Yesterday I auditioned for a 'guest starring' role on the television program, 'Parks and Recreation.' This is a program I've seen a few times. I like it. It's in the style of 'The Office' or 'Reno 911,' lots of 'takes' to the camera, breaking the fourth wall, etc. Some witty writing, good, loose, free-wheeling acting style, a clever and smart show.
Before I went in for the read, I did my homework, of course. I took a look at some of the recent, 3rd season shows, got a feel for the humor, studied some of the plot lines...and then memorized my stuff and drove over to Hollywood and did it for the casting director (who, incidentally, was great, very pleasant). The character calls for someone with a 'bad haircut.' And of course when I walked in I saw all these character actors, roughly my age, with, well, bad haircuts.

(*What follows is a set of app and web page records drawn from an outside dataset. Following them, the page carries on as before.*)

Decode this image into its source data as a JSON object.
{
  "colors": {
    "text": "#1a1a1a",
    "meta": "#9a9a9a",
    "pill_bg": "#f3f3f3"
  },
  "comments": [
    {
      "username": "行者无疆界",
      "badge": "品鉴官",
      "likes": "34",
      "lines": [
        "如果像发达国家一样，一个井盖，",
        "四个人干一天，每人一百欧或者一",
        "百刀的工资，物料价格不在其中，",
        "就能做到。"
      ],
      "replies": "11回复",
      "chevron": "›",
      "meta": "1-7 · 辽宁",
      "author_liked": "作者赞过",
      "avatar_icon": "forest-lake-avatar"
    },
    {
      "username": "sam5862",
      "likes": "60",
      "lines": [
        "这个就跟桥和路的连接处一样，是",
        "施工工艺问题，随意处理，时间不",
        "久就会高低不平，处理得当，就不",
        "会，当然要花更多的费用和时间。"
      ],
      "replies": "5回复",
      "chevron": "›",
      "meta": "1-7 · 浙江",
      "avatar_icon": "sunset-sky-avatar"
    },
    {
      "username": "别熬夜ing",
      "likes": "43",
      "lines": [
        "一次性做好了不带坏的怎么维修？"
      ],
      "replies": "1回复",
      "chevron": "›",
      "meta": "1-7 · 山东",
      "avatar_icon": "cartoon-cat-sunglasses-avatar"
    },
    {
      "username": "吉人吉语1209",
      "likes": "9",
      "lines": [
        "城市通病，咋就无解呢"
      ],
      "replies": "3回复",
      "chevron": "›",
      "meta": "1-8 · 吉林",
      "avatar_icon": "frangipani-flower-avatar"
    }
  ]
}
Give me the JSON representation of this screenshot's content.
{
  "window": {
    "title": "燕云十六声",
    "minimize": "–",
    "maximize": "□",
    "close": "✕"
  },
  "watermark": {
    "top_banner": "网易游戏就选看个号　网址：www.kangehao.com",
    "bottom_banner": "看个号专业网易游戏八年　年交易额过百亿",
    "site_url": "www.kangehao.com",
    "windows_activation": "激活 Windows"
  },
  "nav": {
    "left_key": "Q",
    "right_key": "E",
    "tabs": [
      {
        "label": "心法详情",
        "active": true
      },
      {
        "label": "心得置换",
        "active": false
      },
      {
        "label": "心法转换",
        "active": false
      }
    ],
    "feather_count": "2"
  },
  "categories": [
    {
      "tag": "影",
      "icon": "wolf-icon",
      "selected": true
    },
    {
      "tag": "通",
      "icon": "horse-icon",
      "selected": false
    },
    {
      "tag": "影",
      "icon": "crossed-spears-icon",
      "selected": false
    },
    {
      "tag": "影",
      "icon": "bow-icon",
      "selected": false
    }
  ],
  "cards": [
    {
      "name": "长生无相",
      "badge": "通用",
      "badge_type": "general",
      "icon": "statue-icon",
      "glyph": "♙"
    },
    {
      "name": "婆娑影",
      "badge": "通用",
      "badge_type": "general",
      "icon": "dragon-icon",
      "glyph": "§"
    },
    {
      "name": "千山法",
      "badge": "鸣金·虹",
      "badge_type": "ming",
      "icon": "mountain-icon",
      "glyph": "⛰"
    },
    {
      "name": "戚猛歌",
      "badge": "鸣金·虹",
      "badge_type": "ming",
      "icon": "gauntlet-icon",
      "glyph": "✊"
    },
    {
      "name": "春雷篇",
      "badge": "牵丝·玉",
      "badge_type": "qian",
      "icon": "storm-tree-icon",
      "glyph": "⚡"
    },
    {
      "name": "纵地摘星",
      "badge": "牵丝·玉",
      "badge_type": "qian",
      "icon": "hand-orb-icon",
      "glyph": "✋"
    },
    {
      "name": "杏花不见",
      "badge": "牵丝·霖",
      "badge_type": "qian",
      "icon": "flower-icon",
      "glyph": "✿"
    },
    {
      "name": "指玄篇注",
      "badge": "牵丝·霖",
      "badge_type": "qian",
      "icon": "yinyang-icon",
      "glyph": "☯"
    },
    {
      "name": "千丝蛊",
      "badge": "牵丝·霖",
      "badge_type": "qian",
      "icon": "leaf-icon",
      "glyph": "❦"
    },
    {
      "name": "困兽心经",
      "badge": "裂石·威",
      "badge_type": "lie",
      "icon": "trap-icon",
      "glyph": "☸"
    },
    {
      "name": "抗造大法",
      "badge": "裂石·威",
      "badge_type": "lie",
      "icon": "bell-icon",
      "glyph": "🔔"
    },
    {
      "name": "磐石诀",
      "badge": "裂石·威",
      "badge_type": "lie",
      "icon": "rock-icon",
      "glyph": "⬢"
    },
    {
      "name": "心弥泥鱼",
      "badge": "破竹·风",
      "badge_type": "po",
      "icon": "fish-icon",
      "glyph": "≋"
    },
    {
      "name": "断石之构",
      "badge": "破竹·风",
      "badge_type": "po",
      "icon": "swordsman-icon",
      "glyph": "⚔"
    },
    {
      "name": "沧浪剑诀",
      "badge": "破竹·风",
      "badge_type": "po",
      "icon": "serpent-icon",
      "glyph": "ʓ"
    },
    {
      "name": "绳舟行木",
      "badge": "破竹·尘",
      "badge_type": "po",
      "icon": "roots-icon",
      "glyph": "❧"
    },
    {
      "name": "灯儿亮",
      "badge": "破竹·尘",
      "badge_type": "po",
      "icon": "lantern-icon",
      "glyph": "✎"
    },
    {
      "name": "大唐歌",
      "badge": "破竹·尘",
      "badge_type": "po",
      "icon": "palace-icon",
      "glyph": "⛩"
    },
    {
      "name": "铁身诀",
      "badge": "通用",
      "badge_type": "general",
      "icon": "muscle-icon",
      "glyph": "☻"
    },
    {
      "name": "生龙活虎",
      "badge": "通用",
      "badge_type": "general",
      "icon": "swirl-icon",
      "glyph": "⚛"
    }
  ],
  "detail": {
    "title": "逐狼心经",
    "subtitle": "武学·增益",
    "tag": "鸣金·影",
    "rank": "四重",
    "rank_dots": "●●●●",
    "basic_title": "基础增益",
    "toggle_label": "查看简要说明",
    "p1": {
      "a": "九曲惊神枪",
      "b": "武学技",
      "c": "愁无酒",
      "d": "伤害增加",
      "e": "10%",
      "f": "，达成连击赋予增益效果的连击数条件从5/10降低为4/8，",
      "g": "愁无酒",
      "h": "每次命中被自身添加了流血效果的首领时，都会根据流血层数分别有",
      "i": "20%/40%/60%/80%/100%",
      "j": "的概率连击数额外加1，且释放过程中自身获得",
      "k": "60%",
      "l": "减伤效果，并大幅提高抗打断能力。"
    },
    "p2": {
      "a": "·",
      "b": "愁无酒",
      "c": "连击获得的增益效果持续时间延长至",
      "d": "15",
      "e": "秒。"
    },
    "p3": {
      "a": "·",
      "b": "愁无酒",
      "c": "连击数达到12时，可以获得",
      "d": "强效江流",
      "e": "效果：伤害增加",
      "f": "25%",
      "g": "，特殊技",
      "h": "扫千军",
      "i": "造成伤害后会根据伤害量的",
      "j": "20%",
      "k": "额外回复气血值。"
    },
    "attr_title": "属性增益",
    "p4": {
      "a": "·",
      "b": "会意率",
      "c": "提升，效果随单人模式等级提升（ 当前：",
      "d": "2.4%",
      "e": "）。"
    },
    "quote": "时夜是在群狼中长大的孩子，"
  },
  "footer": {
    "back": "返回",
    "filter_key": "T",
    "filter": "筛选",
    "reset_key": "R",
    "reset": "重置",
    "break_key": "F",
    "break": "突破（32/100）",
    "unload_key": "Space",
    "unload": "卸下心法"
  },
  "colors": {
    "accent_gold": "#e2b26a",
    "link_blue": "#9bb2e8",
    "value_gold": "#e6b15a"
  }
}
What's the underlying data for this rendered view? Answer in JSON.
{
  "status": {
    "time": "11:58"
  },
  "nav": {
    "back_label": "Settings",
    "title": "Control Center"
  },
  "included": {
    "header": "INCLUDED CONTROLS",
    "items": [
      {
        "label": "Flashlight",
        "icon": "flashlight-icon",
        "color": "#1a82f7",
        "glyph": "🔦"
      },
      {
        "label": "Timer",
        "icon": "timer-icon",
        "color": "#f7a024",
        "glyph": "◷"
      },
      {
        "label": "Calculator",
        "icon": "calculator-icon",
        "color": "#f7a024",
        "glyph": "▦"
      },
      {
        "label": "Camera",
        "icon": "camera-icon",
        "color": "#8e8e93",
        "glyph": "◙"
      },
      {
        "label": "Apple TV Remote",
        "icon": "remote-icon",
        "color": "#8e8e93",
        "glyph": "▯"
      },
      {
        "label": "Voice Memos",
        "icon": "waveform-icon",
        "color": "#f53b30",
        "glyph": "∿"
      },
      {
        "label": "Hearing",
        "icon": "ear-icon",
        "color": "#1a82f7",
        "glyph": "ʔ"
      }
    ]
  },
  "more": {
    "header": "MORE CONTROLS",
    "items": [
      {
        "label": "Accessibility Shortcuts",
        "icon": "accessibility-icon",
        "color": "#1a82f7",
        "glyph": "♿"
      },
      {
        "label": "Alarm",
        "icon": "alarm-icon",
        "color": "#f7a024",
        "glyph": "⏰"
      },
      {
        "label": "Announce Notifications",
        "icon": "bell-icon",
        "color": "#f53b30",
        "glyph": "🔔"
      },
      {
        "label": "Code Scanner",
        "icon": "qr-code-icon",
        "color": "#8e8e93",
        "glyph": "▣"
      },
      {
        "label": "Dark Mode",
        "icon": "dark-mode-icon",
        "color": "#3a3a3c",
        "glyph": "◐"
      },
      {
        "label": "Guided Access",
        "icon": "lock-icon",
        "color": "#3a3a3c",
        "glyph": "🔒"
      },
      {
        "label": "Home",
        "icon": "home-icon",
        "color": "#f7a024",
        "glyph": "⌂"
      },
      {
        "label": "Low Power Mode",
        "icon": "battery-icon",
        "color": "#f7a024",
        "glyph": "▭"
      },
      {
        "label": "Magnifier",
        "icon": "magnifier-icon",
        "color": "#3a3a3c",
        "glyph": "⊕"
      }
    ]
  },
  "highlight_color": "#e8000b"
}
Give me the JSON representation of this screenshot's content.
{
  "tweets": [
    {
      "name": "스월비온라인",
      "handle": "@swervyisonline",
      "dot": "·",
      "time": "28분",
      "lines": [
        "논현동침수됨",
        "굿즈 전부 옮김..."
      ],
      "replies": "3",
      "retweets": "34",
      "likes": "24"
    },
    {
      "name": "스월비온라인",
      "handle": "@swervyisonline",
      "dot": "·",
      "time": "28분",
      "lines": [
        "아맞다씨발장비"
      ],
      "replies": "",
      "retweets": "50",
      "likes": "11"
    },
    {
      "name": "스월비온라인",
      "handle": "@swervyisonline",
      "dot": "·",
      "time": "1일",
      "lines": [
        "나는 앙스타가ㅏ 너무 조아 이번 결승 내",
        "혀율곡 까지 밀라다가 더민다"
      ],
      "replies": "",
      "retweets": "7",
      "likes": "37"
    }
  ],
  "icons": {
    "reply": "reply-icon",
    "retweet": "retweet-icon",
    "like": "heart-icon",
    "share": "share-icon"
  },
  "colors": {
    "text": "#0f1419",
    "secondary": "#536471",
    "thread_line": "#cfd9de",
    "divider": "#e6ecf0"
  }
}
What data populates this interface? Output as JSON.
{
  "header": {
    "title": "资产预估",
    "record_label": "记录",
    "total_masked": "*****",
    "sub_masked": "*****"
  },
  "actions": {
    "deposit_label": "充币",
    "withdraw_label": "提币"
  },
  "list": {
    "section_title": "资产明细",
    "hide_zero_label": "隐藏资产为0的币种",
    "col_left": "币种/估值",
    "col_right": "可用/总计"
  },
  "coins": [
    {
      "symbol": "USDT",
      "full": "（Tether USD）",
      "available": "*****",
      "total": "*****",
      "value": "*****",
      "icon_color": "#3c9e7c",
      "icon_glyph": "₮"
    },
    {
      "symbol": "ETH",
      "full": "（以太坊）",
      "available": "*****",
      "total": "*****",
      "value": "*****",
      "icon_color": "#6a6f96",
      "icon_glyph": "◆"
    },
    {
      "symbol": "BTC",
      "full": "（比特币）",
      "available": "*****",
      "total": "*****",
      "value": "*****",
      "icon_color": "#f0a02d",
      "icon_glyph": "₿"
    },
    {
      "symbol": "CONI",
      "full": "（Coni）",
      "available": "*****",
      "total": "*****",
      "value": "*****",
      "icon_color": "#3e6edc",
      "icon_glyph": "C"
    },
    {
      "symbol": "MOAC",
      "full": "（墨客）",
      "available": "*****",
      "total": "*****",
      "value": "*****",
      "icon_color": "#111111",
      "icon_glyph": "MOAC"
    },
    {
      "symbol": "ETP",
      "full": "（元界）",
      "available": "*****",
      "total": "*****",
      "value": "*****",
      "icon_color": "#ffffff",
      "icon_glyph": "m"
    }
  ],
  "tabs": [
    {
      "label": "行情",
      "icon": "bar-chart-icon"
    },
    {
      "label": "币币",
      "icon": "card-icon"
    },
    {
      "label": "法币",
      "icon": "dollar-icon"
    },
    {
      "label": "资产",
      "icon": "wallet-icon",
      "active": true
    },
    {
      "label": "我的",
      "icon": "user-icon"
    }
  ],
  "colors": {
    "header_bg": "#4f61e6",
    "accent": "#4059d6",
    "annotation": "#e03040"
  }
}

Some had done their hair in a sort of 'comb over,' some had rugs on, and some really DID have bad haircuts.
This sort of thing makes my eyes roll up into my head. It's what I call the 'lab coat' syndrome. That is to say, some time ago I was called in for the role of a Doctor in some show or movie (can't remember now what it was, frankly). And when I got there, every last guy in the room had a damn lab coat on. A couple even had a stethascope slung around their shoulders. Another time, when I first got to LA, I was sent out to a read for a music video shoot (I was naive then - these days I never accept those auditions) that required a 'priest.' When I got there, everybody had on a priest's outfit. Every last one. A couple of the people there actually WERE priests.
I refuse to buy into this phenomenon. For one thing, it's embarrassing. And for another, it's just dumb. I imagine a conversation like this in the Casting Director's office after the audition: "Well, hm. Both were very good actors, I guess. But the one guy, well, he had that lab coat on. My gut tells me to go with him. He LOOKED like a doctor, after all."
Balderdash. I simply can't believe the casting of roles in this town is as infantile as that. But on the other hand, maybe it is. Well, I won't get those roles, then.
Now don't get me wrong. If the role is described as a 'businessman,' yes, I will wear a suit to the audition. If the role is a 'cowboy,' yes, I'll wear jeans and boots. But that's about it. Any further becomes humiliating.
It all reminds me of one of my first professional gigs. I was in my early twenties, living in NYC and I was offered and accepted a job in Kentucky at a summer stock theater. Actually turned out to be a good thing because I made a few lifelong friends from that gig. But anyway, one of the shows they were doing that summer was a 'frontier musical' set in the 1830s in Kentucky. To this day it is the worst piece of writing for the stage I have ever encountered and that is really saying something. But that's beside the point. In a letter, a couple of months before I left NY to head down to KY, I was asked to 'bring all my buckskins.' The letter went on to say for me not to worry because I would be financially compensated if the theater decided to use 'any personal buckskins' on stage. I wrote back, "Let me get this straight. You want me to bring ALL my buckskins?" They must not have found that amusing because they never answered that letter.
A couple of my friends who have been in LA for quite awhile, been in the trenches, kicking and biting to get roles, tell me this is a relatively new thing, this 'dressing up as the character' silliness. And, what's more, there are, now and again, in the breakdowns ('breakdowns' are the information sent to agents and managers so that they might submit their clients more suited for the available roles), actual instructions to WEAR clothes that might fit the character. Again, I simply ignore these instructions. It indicates an appalling lack of imagination on the casting director's part. Of course, none of the 'real' casting directors ever ask for this, the CDs that cast on the big time level, I mean. This is something only the ham and eggers do.
All of this is further complicated by the plethora of 'reality shows' out there. I never go on those auditions, either. Nothing could interest me less. So, these 'reality based' programs throw their hat in the ring of breakdowns. They routinely call for 'real doctors' or 'real cowboys' or 'real midgets with one leg slightly longer than the other and who work as a fireman.' The sad thing is, hundreds of midgets with one leg longer than the other who work as firemen actually show up. It's a tough town.
I have to memorize a long, long monologue today for a feature I'm shooting next week. I hate memorizing words. I think Brando had it right. Just put an earpiece in and have someone read the words into your ear during the shoot. Of course, he was Brando and people let him get away with that. I'm not, however, so I have to learn these frickin' words. And that's what I'm about to do right now.
See you tomorrow.